**Goal of the exercise:**
The expected output is the complete listing, unchanged.

**Records for the exercise:**
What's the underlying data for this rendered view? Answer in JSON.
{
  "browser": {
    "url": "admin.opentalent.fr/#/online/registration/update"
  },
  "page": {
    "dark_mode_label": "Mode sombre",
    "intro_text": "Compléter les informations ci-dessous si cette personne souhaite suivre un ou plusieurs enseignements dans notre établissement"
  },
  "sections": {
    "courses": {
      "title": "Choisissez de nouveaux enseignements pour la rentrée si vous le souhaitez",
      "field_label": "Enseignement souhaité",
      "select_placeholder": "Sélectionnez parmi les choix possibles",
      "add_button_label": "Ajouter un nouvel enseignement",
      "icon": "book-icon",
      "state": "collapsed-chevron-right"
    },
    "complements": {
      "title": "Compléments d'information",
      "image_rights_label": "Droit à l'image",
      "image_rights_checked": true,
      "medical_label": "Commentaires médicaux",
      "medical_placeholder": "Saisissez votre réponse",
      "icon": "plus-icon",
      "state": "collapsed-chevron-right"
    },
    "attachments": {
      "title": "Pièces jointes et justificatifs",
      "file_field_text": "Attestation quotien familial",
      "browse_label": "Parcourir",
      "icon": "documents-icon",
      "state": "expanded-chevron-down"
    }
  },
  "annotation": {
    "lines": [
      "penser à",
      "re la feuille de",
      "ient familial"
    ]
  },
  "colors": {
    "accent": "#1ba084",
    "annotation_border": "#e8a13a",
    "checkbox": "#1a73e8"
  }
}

**Expected output:**
What's the underlying data for this rendered view? Answer in JSON.
{
  "browser": {
    "url": "admin.opentalent.fr/#/online/registration/update"
  },
  "page": {
    "dark_mode_label": "Mode sombre",
    "intro_text": "Compléter les informations ci-dessous si cette personne souhaite suivre un ou plusieurs enseignements dans notre établissement"
  },
  "sections": {
    "courses": {
      "title": "Choisissez de nouveaux enseignements pour la rentrée si vous le souhaitez",
      "field_label": "Enseignement souhaité",
      "select_placeholder": "Sélectionnez parmi les choix possibles",
      "add_button_label": "Ajouter un nouvel enseignement",
      "icon": "book-icon",
      "state": "collapsed-chevron-right"
    },
    "complements": {
      "title": "Compléments d'information",
      "image_rights_label": "Droit à l'image",
      "image_rights_checked": true,
      "medical_label": "Commentaires médicaux",
      "medical_placeholder": "Saisissez votre réponse",
      "icon": "plus-icon",
      "state": "collapsed-chevron-right"
    },
    "attachments": {
      "title": "Pièces jointes et justificatifs",
      "file_field_text": "Attestation quotien familial",
      "browse_label": "Parcourir",
      "icon": "documents-icon",
      "state": "expanded-chevron-down"
    }
  },
  "annotation": {
    "lines": [
      "penser à",
      "re la feuille de",
      "ient familial"
    ]
  },
  "colors": {
    "accent": "#1ba084",
    "annotation_border": "#e8a13a",
    "checkbox": "#1a73e8"
  }
}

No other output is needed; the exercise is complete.